Irregular menstrual cycles
Decreased sex drive
Fatigue and lack of energy
Liver function plays a major role in oestrogen metabolism and clearance. Oestrogen is metabolised through phase II liver detoxification pathways called glucuronidation and conjugation with sulfur. When the liver is not working to its best ability oestrogen this metabolism cannot occur.
Foods high in methionine help to break down oestrogen such as beans, onions, garlic and legumes.
Avoiding exposure to xenoestrogens found in plastics.
Low levels of dietary fibre and saturated fat can contribute to excess oestrogen by decreasing clearance from the bowel. By increasing fibre intake and decreasing saturated fat while increase cruciferous vegetables such as broccoli, brussel sprouts and cauliflower will help to clear excess oestrogen.
And Lastly we have stress! Something we can all relate to right? You may have seen my recent post in how stress impacts thyroid function. If not I encourage you to have a read. While short burst of stress are actually good for you, chronic long term stress has been clinically proven to cause a vast array of negative effects on health including thyroid health.
When our bodies are in a state of constant heightened stress our primitive survival mechanisms come into play and all other basic functions such as digestion, thyroid function and you guessed it hair growth are down regulated.
Stress hormones cortisol and adrenaline affect the enzymes responsible for converting T4 to T3. And as I mentioned earlier cortisol is required for moving active T3 into cells, however to much cortisol will have a negative effect but binding to receptors preventing T3 from entering cells.
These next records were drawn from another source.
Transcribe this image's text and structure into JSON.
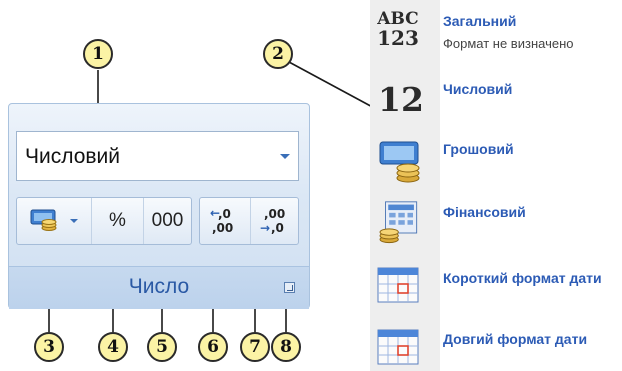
{
  "ribbon": {
    "format_value": "Числовий",
    "percent_label": "%",
    "thousands_label": "000",
    "group_label": "Число"
  },
  "callouts": [
    "1",
    "2",
    "3",
    "4",
    "5",
    "6",
    "7",
    "8"
  ],
  "format_list": [
    {
      "title": "Загальний",
      "subtitle": "Формат не визначено",
      "icon": "abc-123-icon",
      "icon_text_top": "ABC",
      "icon_text_bottom": "123"
    },
    {
      "title": "Числовий",
      "icon": "number-12-icon",
      "icon_text": "12"
    },
    {
      "title": "Грошовий",
      "icon": "currency-icon"
    },
    {
      "title": "Фінансовий",
      "icon": "accounting-icon"
    },
    {
      "title": "Короткий формат дати",
      "icon": "calendar-icon"
    },
    {
      "title": "Довгий формат дати",
      "icon": "calendar-icon"
    }
  ],
  "colors": {
    "callout_fill": "#fbf3a5",
    "link_blue": "#2c5bb5",
    "ribbon_label": "#2a59a5"
  }
}
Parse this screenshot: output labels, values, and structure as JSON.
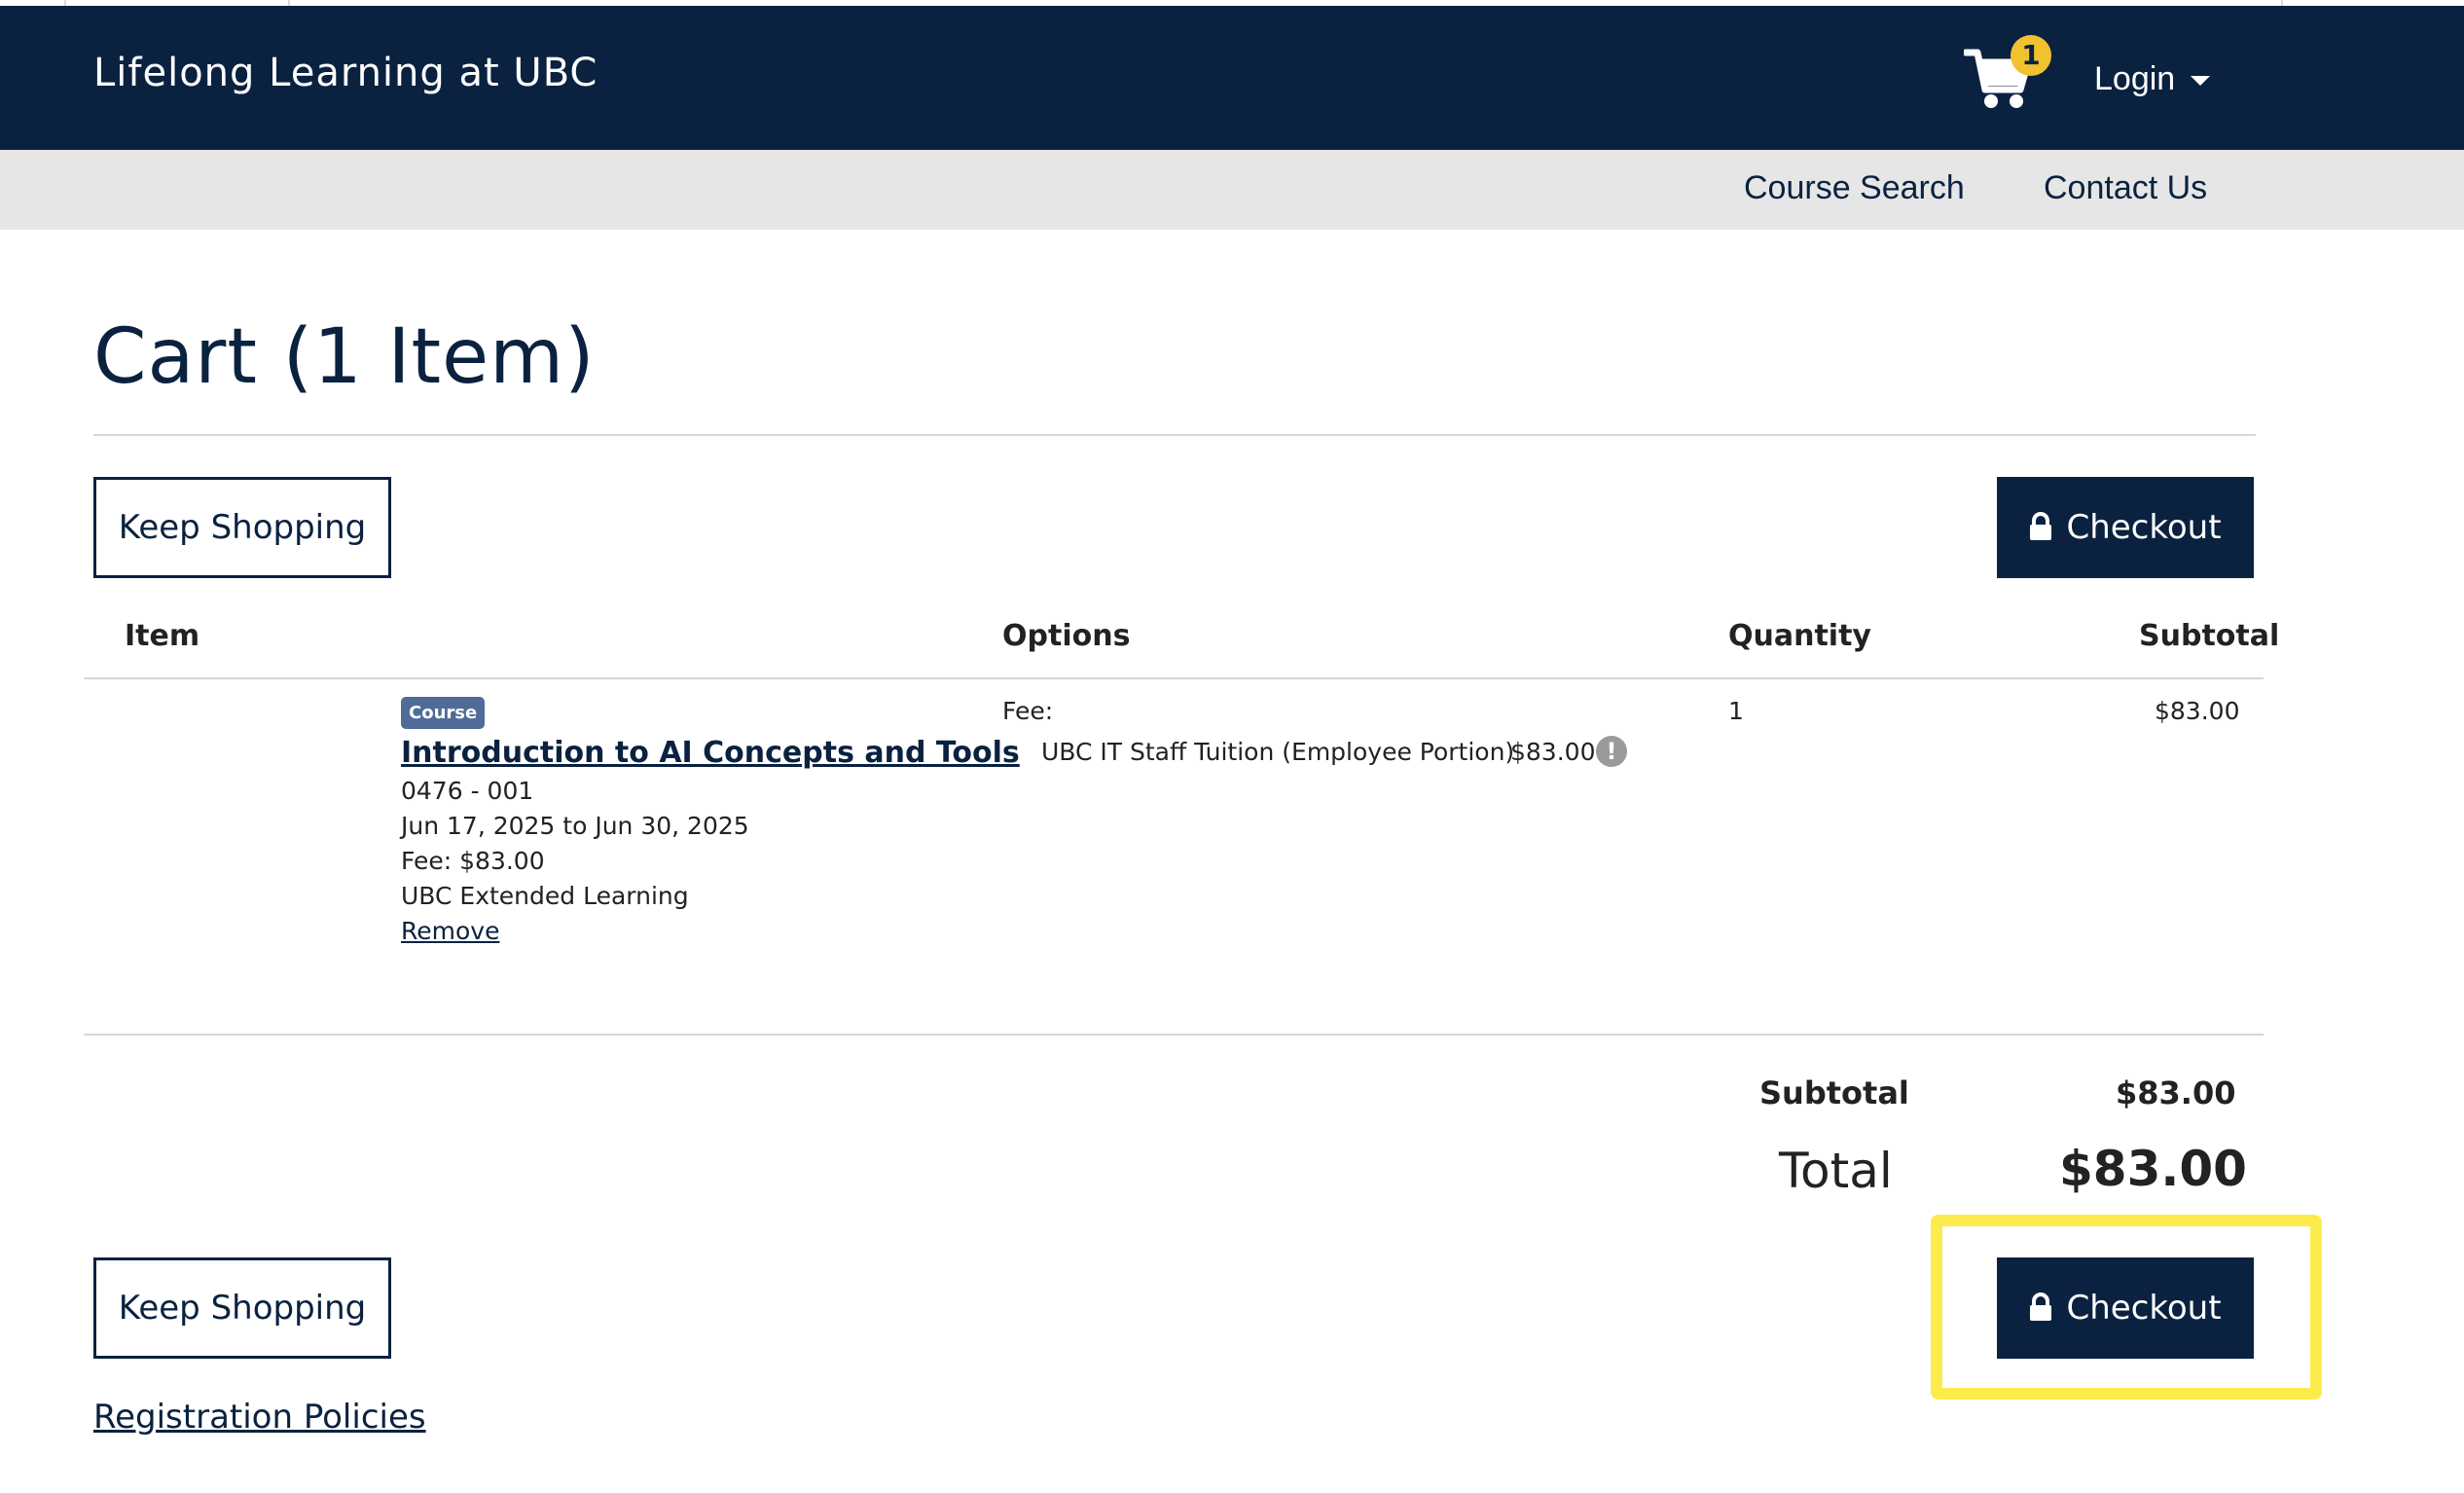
{
  "header": {
    "brand": "Lifelong Learning at UBC",
    "cart_count": "1",
    "login_label": "Login"
  },
  "subnav": {
    "items": [
      "Course Search",
      "Contact Us"
    ]
  },
  "page": {
    "title": "Cart (1 Item)",
    "keep_shopping_label": "Keep Shopping",
    "checkout_label": "Checkout",
    "registration_policies": "Registration Policies"
  },
  "table": {
    "headers": [
      "Item",
      "Options",
      "Quantity",
      "Subtotal"
    ],
    "rows": [
      {
        "badge": "Course",
        "title": "Introduction to AI Concepts and Tools",
        "section": "0476 - 001",
        "dates": "Jun 17, 2025 to Jun 30, 2025",
        "fee": "Fee: $83.00",
        "provider": "UBC Extended Learning",
        "remove_label": "Remove",
        "options_label": "Fee:",
        "option_name": "UBC IT Staff Tuition (Employee Portion)",
        "option_price": "$83.00",
        "quantity": "1",
        "subtotal": "$83.00"
      }
    ]
  },
  "summary": {
    "subtotal_label": "Subtotal",
    "subtotal_value": "$83.00",
    "total_label": "Total",
    "total_value": "$83.00"
  },
  "colors": {
    "brand_navy": "#0a2240",
    "highlight_yellow": "#fdeb4b",
    "badge_yellow": "#f2c12e"
  }
}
So when we are in a state of increased stress, our bodies cannot product or utilise thyroid hormone.
Symptoms of stress include:
Depression & anxiety
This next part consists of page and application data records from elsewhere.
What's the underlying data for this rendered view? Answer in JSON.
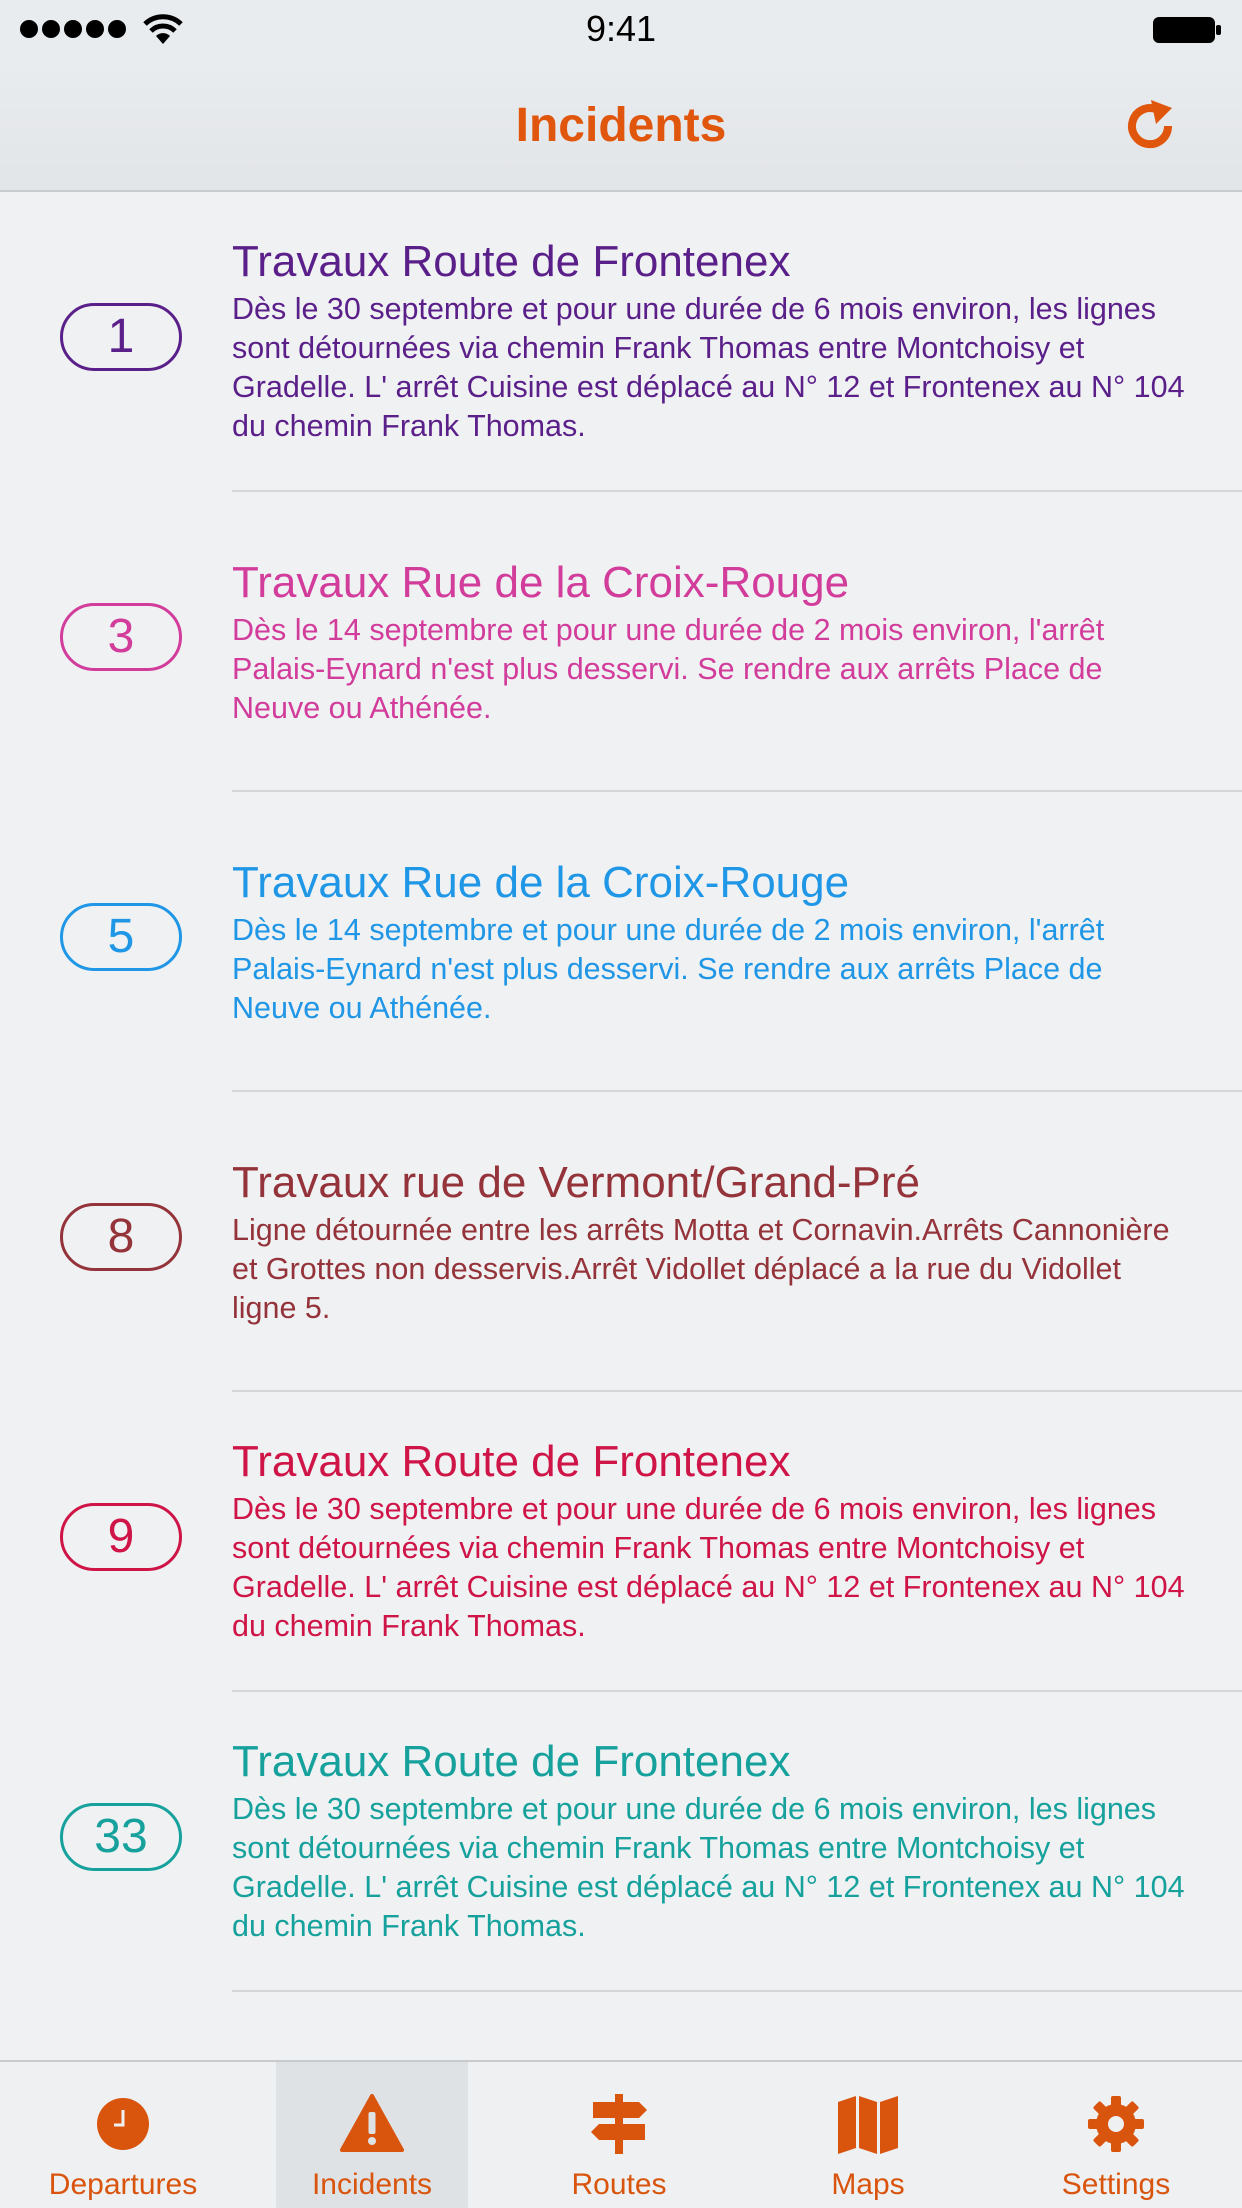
{
  "status_bar": {
    "time": "9:41"
  },
  "nav": {
    "title": "Incidents",
    "refresh_icon": "refresh-icon"
  },
  "colors": {
    "accent": "#e0560c"
  },
  "incidents": [
    {
      "line": "1",
      "color": "#5b1f8a",
      "title": "Travaux Route de Frontenex",
      "description": "Dès le 30 septembre et pour une durée de 6 mois environ, les lignes sont détournées via chemin Frank Thomas entre Montchoisy et Gradelle. L' arrêt Cuisine est déplacé au N° 12 et Frontenex au N° 104 du chemin Frank Thomas."
    },
    {
      "line": "3",
      "color": "#d23c9b",
      "title": "Travaux Rue de la Croix-Rouge",
      "description": "Dès le 14 septembre et pour une durée de 2 mois environ, l'arrêt Palais-Eynard n'est plus desservi. Se rendre aux arrêts Place de Neuve ou Athénée."
    },
    {
      "line": "5",
      "color": "#1f96e6",
      "title": "Travaux Rue de la Croix-Rouge",
      "description": "Dès le 14 septembre et pour une durée de 2 mois environ, l'arrêt Palais-Eynard n'est plus desservi. Se rendre aux arrêts Place de Neuve ou Athénée."
    },
    {
      "line": "8",
      "color": "#94333a",
      "title": "Travaux rue de Vermont/Grand-Pré",
      "description": "Ligne détournée entre les arrêts Motta et Cornavin.Arrêts Cannonière et Grottes non desservis.Arrêt Vidollet déplacé a la rue du Vidollet ligne 5."
    },
    {
      "line": "9",
      "color": "#cf1447",
      "title": "Travaux Route de Frontenex",
      "description": "Dès le 30 septembre et pour une durée de 6 mois environ, les lignes sont détournées via chemin Frank Thomas entre Montchoisy et Gradelle. L' arrêt Cuisine est déplacé au N° 12 et Frontenex au N° 104 du chemin Frank Thomas."
    },
    {
      "line": "33",
      "color": "#16a19d",
      "title": "Travaux Route de Frontenex",
      "description": "Dès le 30 septembre et pour une durée de 6 mois environ, les lignes sont détournées via chemin Frank Thomas entre Montchoisy et Gradelle. L' arrêt Cuisine est déplacé au N° 12 et Frontenex au N° 104 du chemin Frank Thomas."
    }
  ],
  "tabs": [
    {
      "label": "Departures",
      "icon": "clock-icon",
      "active": false
    },
    {
      "label": "Incidents",
      "icon": "warning-icon",
      "active": true
    },
    {
      "label": "Routes",
      "icon": "signpost-icon",
      "active": false
    },
    {
      "label": "Maps",
      "icon": "map-icon",
      "active": false
    },
    {
      "label": "Settings",
      "icon": "gear-icon",
      "active": false
    }
  ]
}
Exercise and meditation are great ways to relieve stress. A vast body of research exists for both of these in lowering and improving management of stress.
Herbal medicine and nutrition also great, adaptogenic herbs are great for helping the body adjust and manage stress.
A good balanced diet should alway be number one for any health condition. Ensuring good quality protein, fresh fruit and vegetables and healthy fats are incorporated into daily life whilst reducing refined carbohydrates and sugars that can (as we learned earlier) spike blood sugar and cause stress to become heightened.
These are just some of the ways hair loss and thinning can be influenced by health and thyroid function.
If you would like to talk further on these or any other health concerns please feel free to get in touch. I would love to hear from you. Alternatively, why not book an appointment and see how naturopathy can help improve your health.